◆ **Exercise goal**
Repeat the entries verbatim.

##############################

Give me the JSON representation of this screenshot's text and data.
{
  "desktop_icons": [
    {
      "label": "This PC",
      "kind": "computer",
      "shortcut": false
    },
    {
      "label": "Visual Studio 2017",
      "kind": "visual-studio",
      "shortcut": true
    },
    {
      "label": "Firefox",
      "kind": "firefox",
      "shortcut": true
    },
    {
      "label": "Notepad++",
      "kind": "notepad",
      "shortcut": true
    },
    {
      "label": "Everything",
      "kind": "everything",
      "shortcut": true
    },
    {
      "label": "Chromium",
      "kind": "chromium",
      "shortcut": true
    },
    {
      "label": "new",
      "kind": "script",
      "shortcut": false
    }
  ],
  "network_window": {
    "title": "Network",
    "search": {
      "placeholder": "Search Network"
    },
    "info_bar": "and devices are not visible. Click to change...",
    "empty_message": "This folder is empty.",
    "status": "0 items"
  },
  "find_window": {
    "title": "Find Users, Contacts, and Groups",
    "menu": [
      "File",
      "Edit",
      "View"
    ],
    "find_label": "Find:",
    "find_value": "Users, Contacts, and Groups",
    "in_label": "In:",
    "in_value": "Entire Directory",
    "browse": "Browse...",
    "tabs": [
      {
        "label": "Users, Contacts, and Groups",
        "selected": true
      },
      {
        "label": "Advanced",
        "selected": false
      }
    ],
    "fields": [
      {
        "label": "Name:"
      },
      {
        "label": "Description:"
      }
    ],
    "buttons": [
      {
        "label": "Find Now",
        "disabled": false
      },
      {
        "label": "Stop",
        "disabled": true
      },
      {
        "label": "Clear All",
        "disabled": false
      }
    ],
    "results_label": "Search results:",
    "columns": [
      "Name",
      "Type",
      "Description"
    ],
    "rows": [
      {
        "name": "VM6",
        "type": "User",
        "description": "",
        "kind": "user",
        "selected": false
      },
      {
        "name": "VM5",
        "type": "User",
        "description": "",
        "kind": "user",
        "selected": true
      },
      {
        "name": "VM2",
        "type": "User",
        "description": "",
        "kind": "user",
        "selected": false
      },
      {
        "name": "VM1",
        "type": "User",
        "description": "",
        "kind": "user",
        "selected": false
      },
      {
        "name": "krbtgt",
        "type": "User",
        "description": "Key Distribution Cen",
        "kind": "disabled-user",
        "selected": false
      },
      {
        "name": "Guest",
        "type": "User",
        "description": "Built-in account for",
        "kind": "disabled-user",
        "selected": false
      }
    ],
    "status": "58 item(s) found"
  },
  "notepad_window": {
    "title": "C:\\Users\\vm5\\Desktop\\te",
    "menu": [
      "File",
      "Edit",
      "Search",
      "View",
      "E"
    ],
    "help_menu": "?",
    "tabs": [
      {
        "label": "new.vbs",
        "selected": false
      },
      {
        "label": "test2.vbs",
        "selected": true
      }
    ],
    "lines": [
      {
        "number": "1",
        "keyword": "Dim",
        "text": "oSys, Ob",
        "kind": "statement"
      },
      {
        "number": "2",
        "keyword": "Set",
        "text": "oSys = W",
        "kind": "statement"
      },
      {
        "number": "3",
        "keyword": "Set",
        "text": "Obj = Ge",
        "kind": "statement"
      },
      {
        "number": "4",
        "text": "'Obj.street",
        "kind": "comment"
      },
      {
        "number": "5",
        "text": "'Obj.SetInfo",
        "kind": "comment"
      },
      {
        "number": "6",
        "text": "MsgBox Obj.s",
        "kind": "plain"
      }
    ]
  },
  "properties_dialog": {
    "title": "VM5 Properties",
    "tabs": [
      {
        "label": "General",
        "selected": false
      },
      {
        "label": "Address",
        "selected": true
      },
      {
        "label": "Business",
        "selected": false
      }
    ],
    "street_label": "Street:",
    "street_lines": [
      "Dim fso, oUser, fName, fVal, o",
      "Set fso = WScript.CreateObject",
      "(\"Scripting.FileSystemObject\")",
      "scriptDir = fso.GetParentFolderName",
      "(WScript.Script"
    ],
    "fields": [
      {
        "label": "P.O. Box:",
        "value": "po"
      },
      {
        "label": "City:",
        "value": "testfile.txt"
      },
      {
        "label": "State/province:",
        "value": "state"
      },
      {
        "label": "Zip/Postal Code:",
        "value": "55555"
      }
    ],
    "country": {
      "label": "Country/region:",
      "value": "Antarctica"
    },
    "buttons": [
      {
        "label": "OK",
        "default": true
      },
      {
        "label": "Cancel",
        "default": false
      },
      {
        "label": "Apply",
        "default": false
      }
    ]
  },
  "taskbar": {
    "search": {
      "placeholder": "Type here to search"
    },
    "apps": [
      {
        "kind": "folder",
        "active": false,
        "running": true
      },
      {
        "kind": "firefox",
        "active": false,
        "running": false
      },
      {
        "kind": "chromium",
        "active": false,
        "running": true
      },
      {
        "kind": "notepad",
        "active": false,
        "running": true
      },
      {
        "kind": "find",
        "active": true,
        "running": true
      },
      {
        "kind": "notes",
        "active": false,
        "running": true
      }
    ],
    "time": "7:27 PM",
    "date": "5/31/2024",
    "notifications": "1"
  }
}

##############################

◆ **Your solution**
Give me the JSON representation of this screenshot's text and data.
{
  "desktop_icons": [
    {
      "label": "This PC",
      "kind": "computer",
      "shortcut": false
    },
    {
      "label": "Visual Studio 2017",
      "kind": "visual-studio",
      "shortcut": true
    },
    {
      "label": "Firefox",
      "kind": "firefox",
      "shortcut": true
    },
    {
      "label": "Notepad++",
      "kind": "notepad",
      "shortcut": true
    },
    {
      "label": "Everything",
      "kind": "everything",
      "shortcut": true
    },
    {
      "label": "Chromium",
      "kind": "chromium",
      "shortcut": true
    },
    {
      "label": "new",
      "kind": "script",
      "shortcut": false
    }
  ],
  "network_window": {
    "title": "Network",
    "search": {
      "placeholder": "Search Network"
    },
    "info_bar": "and devices are not visible. Click to change...",
    "empty_message": "This folder is empty.",
    "status": "0 items"
  },
  "find_window": {
    "title": "Find Users, Contacts, and Groups",
    "menu": [
      "File",
      "Edit",
      "View"
    ],
    "find_label": "Find:",
    "find_value": "Users, Contacts, and Groups",
    "in_label": "In:",
    "in_value": "Entire Directory",
    "browse": "Browse...",
    "tabs": [
      {
        "label": "Users, Contacts, and Groups",
        "selected": true
      },
      {
        "label": "Advanced",
        "selected": false
      }
    ],
    "fields": [
      {
        "label": "Name:"
      },
      {
        "label": "Description:"
      }
    ],
    "buttons": [
      {
        "label": "Find Now",
        "disabled": false
      },
      {
        "label": "Stop",
        "disabled": true
      },
      {
        "label": "Clear All",
        "disabled": false
      }
    ],
    "results_label": "Search results:",
    "columns": [
      "Name",
      "Type",
      "Description"
    ],
    "rows": [
      {
        "name": "VM6",
        "type": "User",
        "description": "",
        "kind": "user",
        "selected": false
      },
      {
        "name": "VM5",
        "type": "User",
        "description": "",
        "kind": "user",
        "selected": true
      },
      {
        "name": "VM2",
        "type": "User",
        "description": "",
        "kind": "user",
        "selected": false
      },
      {
        "name": "VM1",
        "type": "User",
        "description": "",
        "kind": "user",
        "selected": false
      },
      {
        "name": "krbtgt",
        "type": "User",
        "description": "Key Distribution Cen",
        "kind": "disabled-user",
        "selected": false
      },
      {
        "name": "Guest",
        "type": "User",
        "description": "Built-in account for",
        "kind": "disabled-user",
        "selected": false
      }
    ],
    "status": "58 item(s) found"
  },
  "notepad_window": {
    "title": "C:\\Users\\vm5\\Desktop\\te",
    "menu": [
      "File",
      "Edit",
      "Search",
      "View",
      "E"
    ],
    "help_menu": "?",
    "tabs": [
      {
        "label": "new.vbs",
        "selected": false
      },
      {
        "label": "test2.vbs",
        "selected": true
      }
    ],
    "lines": [
      {
        "number": "1",
        "keyword": "Dim",
        "text": "oSys, Ob",
        "kind": "statement"
      },
      {
        "number": "2",
        "keyword": "Set",
        "text": "oSys = W",
        "kind": "statement"
      },
      {
        "number": "3",
        "keyword": "Set",
        "text": "Obj = Ge",
        "kind": "statement"
      },
      {
        "number": "4",
        "text": "'Obj.street",
        "kind": "comment"
      },
      {
        "number": "5",
        "text": "'Obj.SetInfo",
        "kind": "comment"
      },
      {
        "number": "6",
        "text": "MsgBox Obj.s",
        "kind": "plain"
      }
    ]
  },
  "properties_dialog": {
    "title": "VM5 Properties",
    "tabs": [
      {
        "label": "General",
        "selected": false
      },
      {
        "label": "Address",
        "selected": true
      },
      {
        "label": "Business",
        "selected": false
      }
    ],
    "street_label": "Street:",
    "street_lines": [
      "Dim fso, oUser, fName, fVal, o",
      "Set fso = WScript.CreateObject",
      "(\"Scripting.FileSystemObject\")",
      "scriptDir = fso.GetParentFolderName",
      "(WScript.Script"
    ],
    "fields": [
      {
        "label": "P.O. Box:",
        "value": "po"
      },
      {
        "label": "City:",
        "value": "testfile.txt"
      },
      {
        "label": "State/province:",
        "value": "state"
      },
      {
        "label": "Zip/Postal Code:",
        "value": "55555"
      }
    ],
    "country": {
      "label": "Country/region:",
      "value": "Antarctica"
    },
    "buttons": [
      {
        "label": "OK",
        "default": true
      },
      {
        "label": "Cancel",
        "default": false
      },
      {
        "label": "Apply",
        "default": false
      }
    ]
  },
  "taskbar": {
    "search": {
      "placeholder": "Type here to search"
    },
    "apps": [
      {
        "kind": "folder",
        "active": false,
        "running": true
      },
      {
        "kind": "firefox",
        "active": false,
        "running": false
      },
      {
        "kind": "chromium",
        "active": false,
        "running": true
      },
      {
        "kind": "notepad",
        "active": false,
        "running": true
      },
      {
        "kind": "find",
        "active": true,
        "running": true
      },
      {
        "kind": "notes",
        "active": false,
        "running": true
      }
    ],
    "time": "7:27 PM",
    "date": "5/31/2024",
    "notifications": "1"
  }
}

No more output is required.